Dataset rows describing interfaces
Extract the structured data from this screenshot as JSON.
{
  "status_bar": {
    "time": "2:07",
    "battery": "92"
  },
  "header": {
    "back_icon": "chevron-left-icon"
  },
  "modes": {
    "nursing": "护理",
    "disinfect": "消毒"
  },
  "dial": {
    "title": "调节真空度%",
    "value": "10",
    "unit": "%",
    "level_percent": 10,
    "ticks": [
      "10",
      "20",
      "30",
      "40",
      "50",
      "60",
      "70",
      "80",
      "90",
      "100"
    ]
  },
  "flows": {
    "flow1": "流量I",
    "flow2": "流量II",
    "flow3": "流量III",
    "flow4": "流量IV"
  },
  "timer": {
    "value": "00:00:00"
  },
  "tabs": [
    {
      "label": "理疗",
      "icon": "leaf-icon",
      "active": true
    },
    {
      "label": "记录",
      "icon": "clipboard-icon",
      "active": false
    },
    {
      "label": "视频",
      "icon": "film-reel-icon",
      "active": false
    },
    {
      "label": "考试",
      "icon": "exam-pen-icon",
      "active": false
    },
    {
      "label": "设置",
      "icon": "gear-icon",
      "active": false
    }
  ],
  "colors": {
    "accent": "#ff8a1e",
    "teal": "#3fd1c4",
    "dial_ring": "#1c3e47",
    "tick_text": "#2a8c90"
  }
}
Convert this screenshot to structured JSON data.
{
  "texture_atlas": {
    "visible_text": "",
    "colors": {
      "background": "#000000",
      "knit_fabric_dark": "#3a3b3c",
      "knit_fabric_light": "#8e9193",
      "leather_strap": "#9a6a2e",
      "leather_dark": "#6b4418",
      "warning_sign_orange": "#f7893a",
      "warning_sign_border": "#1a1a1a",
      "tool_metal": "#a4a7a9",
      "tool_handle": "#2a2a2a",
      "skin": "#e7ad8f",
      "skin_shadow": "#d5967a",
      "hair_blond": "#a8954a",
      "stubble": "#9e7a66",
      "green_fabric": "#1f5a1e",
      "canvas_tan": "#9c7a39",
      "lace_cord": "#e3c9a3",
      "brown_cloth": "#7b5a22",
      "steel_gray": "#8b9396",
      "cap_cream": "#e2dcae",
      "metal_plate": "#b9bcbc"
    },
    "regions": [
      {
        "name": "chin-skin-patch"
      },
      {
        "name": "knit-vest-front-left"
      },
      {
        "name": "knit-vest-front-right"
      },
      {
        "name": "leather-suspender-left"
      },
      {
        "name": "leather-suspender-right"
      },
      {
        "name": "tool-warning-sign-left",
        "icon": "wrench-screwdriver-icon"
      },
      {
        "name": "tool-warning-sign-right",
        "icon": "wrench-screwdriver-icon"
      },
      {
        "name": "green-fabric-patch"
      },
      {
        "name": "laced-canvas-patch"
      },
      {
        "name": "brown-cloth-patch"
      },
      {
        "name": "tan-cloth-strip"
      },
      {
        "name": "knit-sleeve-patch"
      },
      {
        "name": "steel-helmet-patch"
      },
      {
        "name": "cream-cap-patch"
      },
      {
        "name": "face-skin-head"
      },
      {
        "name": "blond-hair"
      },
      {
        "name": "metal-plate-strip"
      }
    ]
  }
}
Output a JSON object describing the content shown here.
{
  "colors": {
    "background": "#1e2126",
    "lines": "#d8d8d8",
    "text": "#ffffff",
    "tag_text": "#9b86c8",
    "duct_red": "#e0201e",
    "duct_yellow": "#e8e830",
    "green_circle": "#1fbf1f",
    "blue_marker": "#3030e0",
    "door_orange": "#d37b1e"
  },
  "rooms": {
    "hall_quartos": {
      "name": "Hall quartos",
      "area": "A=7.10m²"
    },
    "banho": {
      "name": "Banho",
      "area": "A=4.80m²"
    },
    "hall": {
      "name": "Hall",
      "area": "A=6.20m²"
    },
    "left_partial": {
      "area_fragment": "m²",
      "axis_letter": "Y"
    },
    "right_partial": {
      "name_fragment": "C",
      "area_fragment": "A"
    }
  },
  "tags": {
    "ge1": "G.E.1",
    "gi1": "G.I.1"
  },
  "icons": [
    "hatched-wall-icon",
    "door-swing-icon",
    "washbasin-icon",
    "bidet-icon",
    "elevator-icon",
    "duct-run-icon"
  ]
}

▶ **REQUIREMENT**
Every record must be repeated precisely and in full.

▶ **OUTPUT FOR THIS TASK**
Extract the structured data from this screenshot as JSON.
{
  "status_bar": {
    "time": "2:07",
    "battery": "92"
  },
  "header": {
    "back_icon": "chevron-left-icon"
  },
  "modes": {
    "nursing": "护理",
    "disinfect": "消毒"
  },
  "dial": {
    "title": "调节真空度%",
    "value": "10",
    "unit": "%",
    "level_percent": 10,
    "ticks": [
      "10",
      "20",
      "30",
      "40",
      "50",
      "60",
      "70",
      "80",
      "90",
      "100"
    ]
  },
  "flows": {
    "flow1": "流量I",
    "flow2": "流量II",
    "flow3": "流量III",
    "flow4": "流量IV"
  },
  "timer": {
    "value": "00:00:00"
  },
  "tabs": [
    {
      "label": "理疗",
      "icon": "leaf-icon",
      "active": true
    },
    {
      "label": "记录",
      "icon": "clipboard-icon",
      "active": false
    },
    {
      "label": "视频",
      "icon": "film-reel-icon",
      "active": false
    },
    {
      "label": "考试",
      "icon": "exam-pen-icon",
      "active": false
    },
    {
      "label": "设置",
      "icon": "gear-icon",
      "active": false
    }
  ],
  "colors": {
    "accent": "#ff8a1e",
    "teal": "#3fd1c4",
    "dial_ring": "#1c3e47",
    "tick_text": "#2a8c90"
  }
}
Convert this screenshot to structured JSON data.
{
  "texture_atlas": {
    "visible_text": "",
    "colors": {
      "background": "#000000",
      "knit_fabric_dark": "#3a3b3c",
      "knit_fabric_light": "#8e9193",
      "leather_strap": "#9a6a2e",
      "leather_dark": "#6b4418",
      "warning_sign_orange": "#f7893a",
      "warning_sign_border": "#1a1a1a",
      "tool_metal": "#a4a7a9",
      "tool_handle": "#2a2a2a",
      "skin": "#e7ad8f",
      "skin_shadow": "#d5967a",
      "hair_blond": "#a8954a",
      "stubble": "#9e7a66",
      "green_fabric": "#1f5a1e",
      "canvas_tan": "#9c7a39",
      "lace_cord": "#e3c9a3",
      "brown_cloth": "#7b5a22",
      "steel_gray": "#8b9396",
      "cap_cream": "#e2dcae",
      "metal_plate": "#b9bcbc"
    },
    "regions": [
      {
        "name": "chin-skin-patch"
      },
      {
        "name": "knit-vest-front-left"
      },
      {
        "name": "knit-vest-front-right"
      },
      {
        "name": "leather-suspender-left"
      },
      {
        "name": "leather-suspender-right"
      },
      {
        "name": "tool-warning-sign-left",
        "icon": "wrench-screwdriver-icon"
      },
      {
        "name": "tool-warning-sign-right",
        "icon": "wrench-screwdriver-icon"
      },
      {
        "name": "green-fabric-patch"
      },
      {
        "name": "laced-canvas-patch"
      },
      {
        "name": "brown-cloth-patch"
      },
      {
        "name": "tan-cloth-strip"
      },
      {
        "name": "knit-sleeve-patch"
      },
      {
        "name": "steel-helmet-patch"
      },
      {
        "name": "cream-cap-patch"
      },
      {
        "name": "face-skin-head"
      },
      {
        "name": "blond-hair"
      },
      {
        "name": "metal-plate-strip"
      }
    ]
  }
}
Output a JSON object describing the content shown here.
{
  "colors": {
    "background": "#1e2126",
    "lines": "#d8d8d8",
    "text": "#ffffff",
    "tag_text": "#9b86c8",
    "duct_red": "#e0201e",
    "duct_yellow": "#e8e830",
    "green_circle": "#1fbf1f",
    "blue_marker": "#3030e0",
    "door_orange": "#d37b1e"
  },
  "rooms": {
    "hall_quartos": {
      "name": "Hall quartos",
      "area": "A=7.10m²"
    },
    "banho": {
      "name": "Banho",
      "area": "A=4.80m²"
    },
    "hall": {
      "name": "Hall",
      "area": "A=6.20m²"
    },
    "left_partial": {
      "area_fragment": "m²",
      "axis_letter": "Y"
    },
    "right_partial": {
      "name_fragment": "C",
      "area_fragment": "A"
    }
  },
  "tags": {
    "ge1": "G.E.1",
    "gi1": "G.I.1"
  },
  "icons": [
    "hatched-wall-icon",
    "door-swing-icon",
    "washbasin-icon",
    "bidet-icon",
    "elevator-icon",
    "duct-run-icon"
  ]
}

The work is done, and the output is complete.